So if you don’t feel an extreme level of fear, you probably won’t really freeze. Huh – that does not help us much. We’re talking about situations where your life is in serious danger, after all. Fear would be a perfectly reasonable response to this type of unreasonable situation. On the other hand, we’re always more fearful of things we don’t understand or have never pictured happening before. Learning a little bit about how violence develops (which is what you’re doing right now) can reduce extreme fear to more manageable levels, even in extreme situations. So can positive visualization, such as watching videos of criminal events and using those videos to picture your own successful response to a violent crime.
The other way to reduce the likelihood of a freezing reaction is to reduce or avoid the feeling that you are unable to fight back effectively. This can take a lot of different routes, but it may include carrying a gun and learning how to use it. It may include studying a martial art. Anything you do that increases self-confidence in your ability to handle yourself in a dangerous situation can reduce the chances that you will freeze in the first place. It can reduce the nature and intensity of a freeze if it does happen.

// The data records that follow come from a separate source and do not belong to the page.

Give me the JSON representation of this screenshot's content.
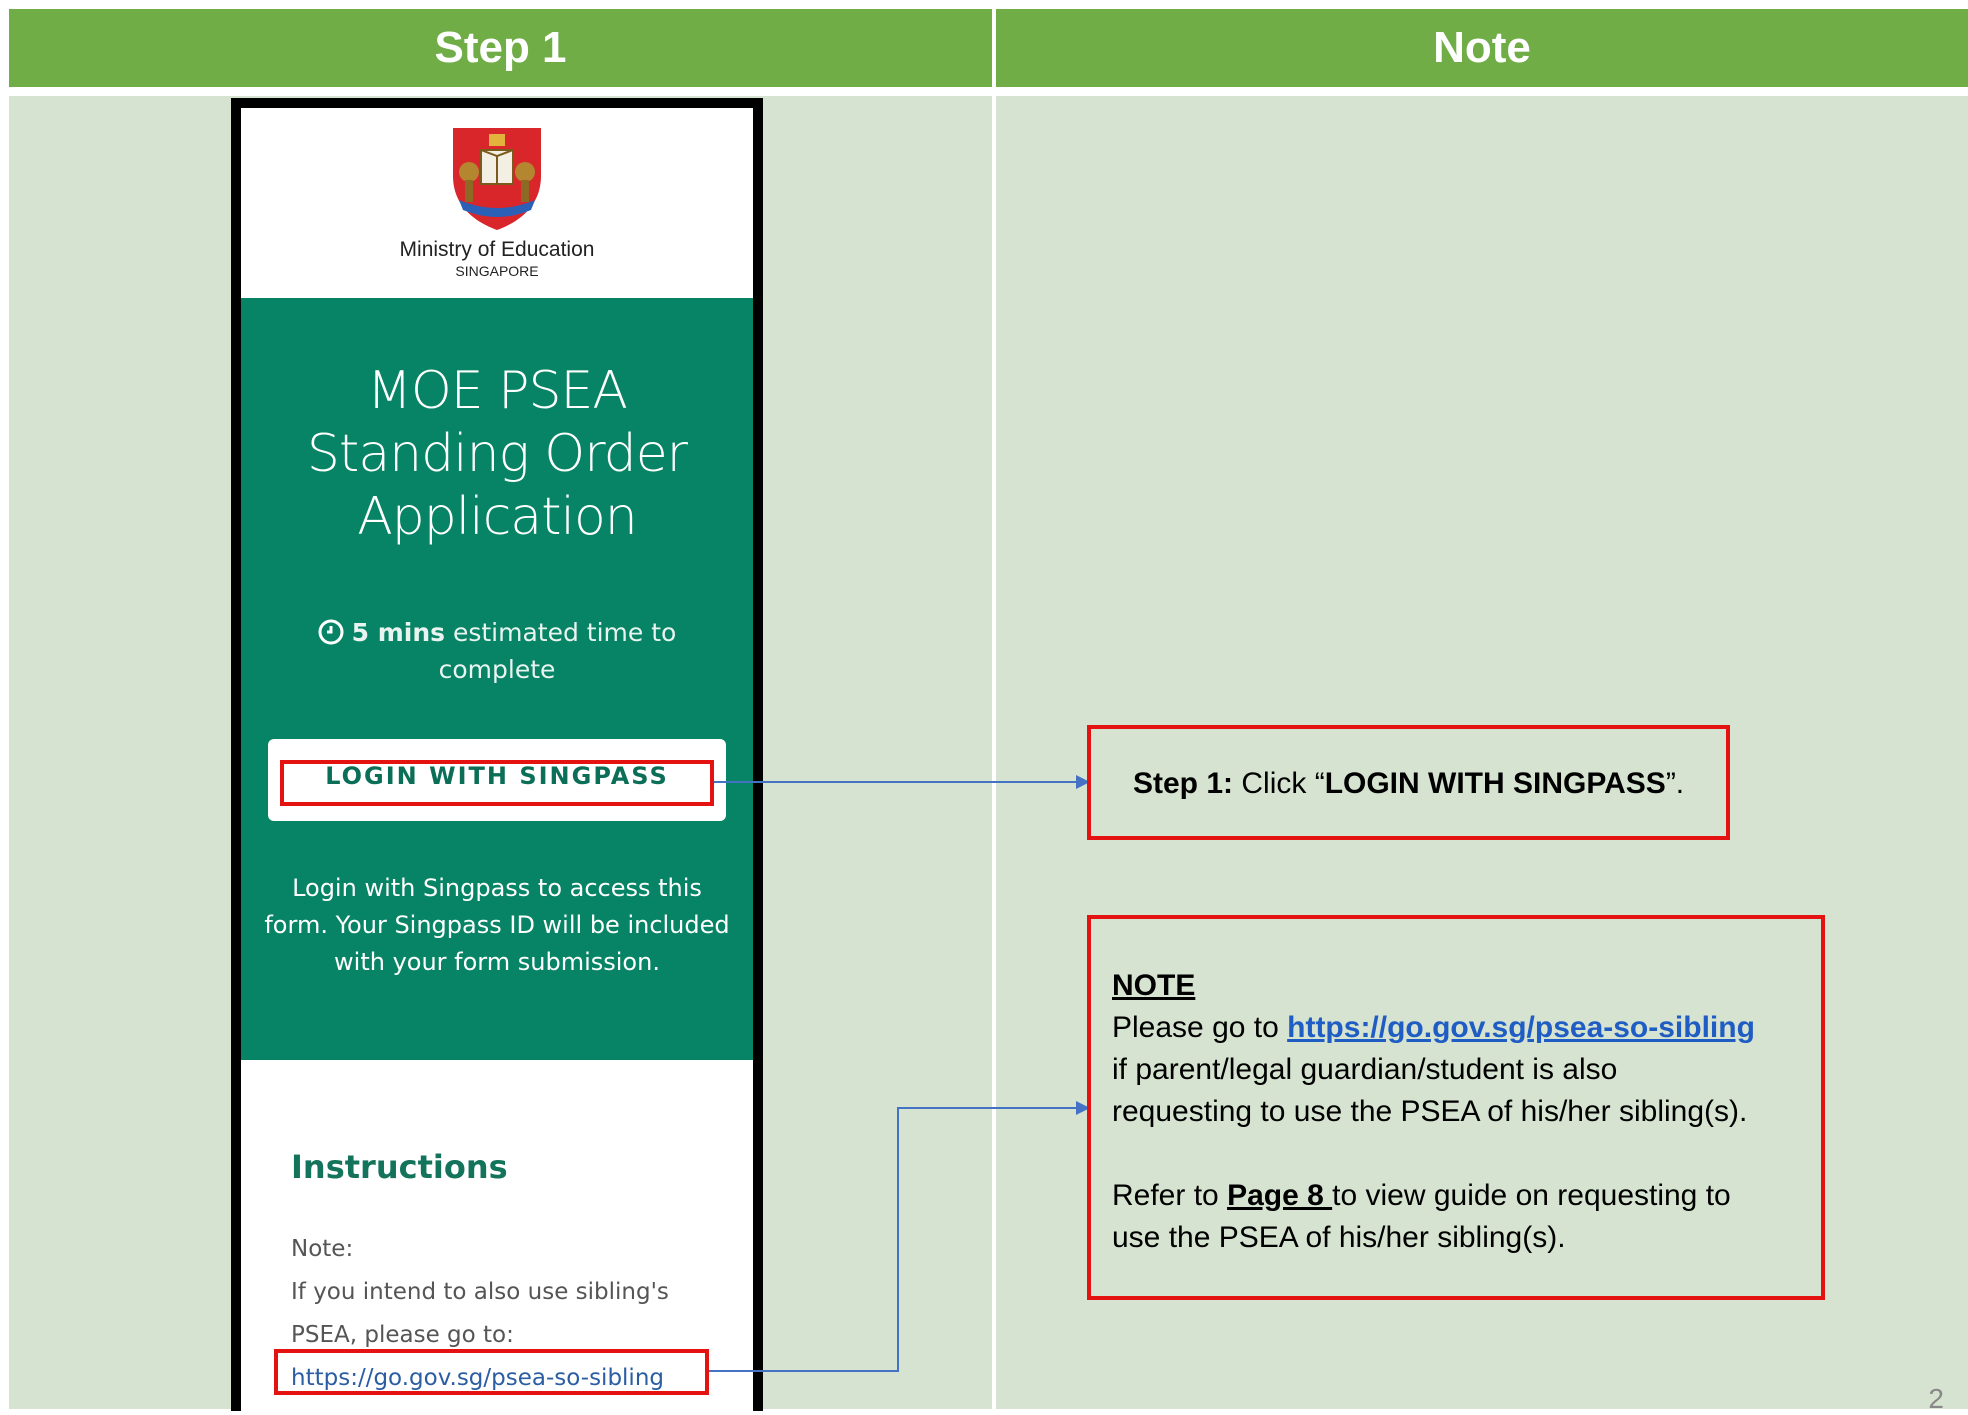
{
  "headers": {
    "left": "Step 1",
    "right": "Note"
  },
  "phone": {
    "org_name": "Ministry of Education",
    "org_country": "SINGAPORE",
    "title_lines": [
      "MOE PSEA",
      "Standing Order",
      "Application"
    ],
    "estimate_bold": "5 mins",
    "estimate_rest": "estimated time to complete",
    "login_button": "LOGIN WITH SINGPASS",
    "login_desc": "Login with Singpass to access this form. Your Singpass ID will be included with your form submission.",
    "instructions_heading": "Instructions",
    "note_label": "Note:",
    "note_line1": "If you intend to also use sibling's",
    "note_line2": "PSEA, please go to:",
    "note_link": "https://go.gov.sg/psea-so-sibling"
  },
  "callout1": {
    "prefix_bold": "Step 1:",
    "text_before": " Click “",
    "button_bold": "LOGIN WITH SINGPASS",
    "text_after": "”."
  },
  "callout2": {
    "heading": "NOTE",
    "line1_prefix": "Please go to ",
    "link": "https://go.gov.sg/psea-so-sibling",
    "line2": "if parent/legal guardian/student is also",
    "line3": "requesting to use the PSEA of his/her sibling(s).",
    "line4_prefix": "Refer to ",
    "page_ref": "Page 8 ",
    "line4_suffix": "to view guide on requesting to",
    "line5": "use the PSEA of his/her sibling(s)."
  },
  "page_number": "2",
  "colors": {
    "header_green": "#71ad47",
    "panel_green": "#d5e3d0",
    "form_green": "#078465",
    "highlight_red": "#e51212",
    "arrow_blue": "#4472c4"
  }
}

Even if a freeze does happen, there are ways to break out of it if you have learned how to do it. Since this one has already gotten too long, I’ll cover that in another post. Let me sum up very quickly what we’ve learned from the good sources above:
- Freezing is a common response to danger, and it sometimes improves the odds of survival. But too often, it reduces the odds of survival, so we should learn to avoid it or break out of it if possible.
- Many victims of rape and sexual assault freeze during the attack, and blame themselves later because they “gave up” or “gave in” or “didn’t fight.” A freeze reaction is none of these things, though it may feel like any or all of them.
- There are ways to reduce the likelihood that you will freeze. These include learning more about how violent crimes happen, and learning more effective ways to respond to it.
- There may not be any way to eliminate the freeze response entirely, because it is hard-wired. But there may be ways to break out of it – if you have learned how in advance.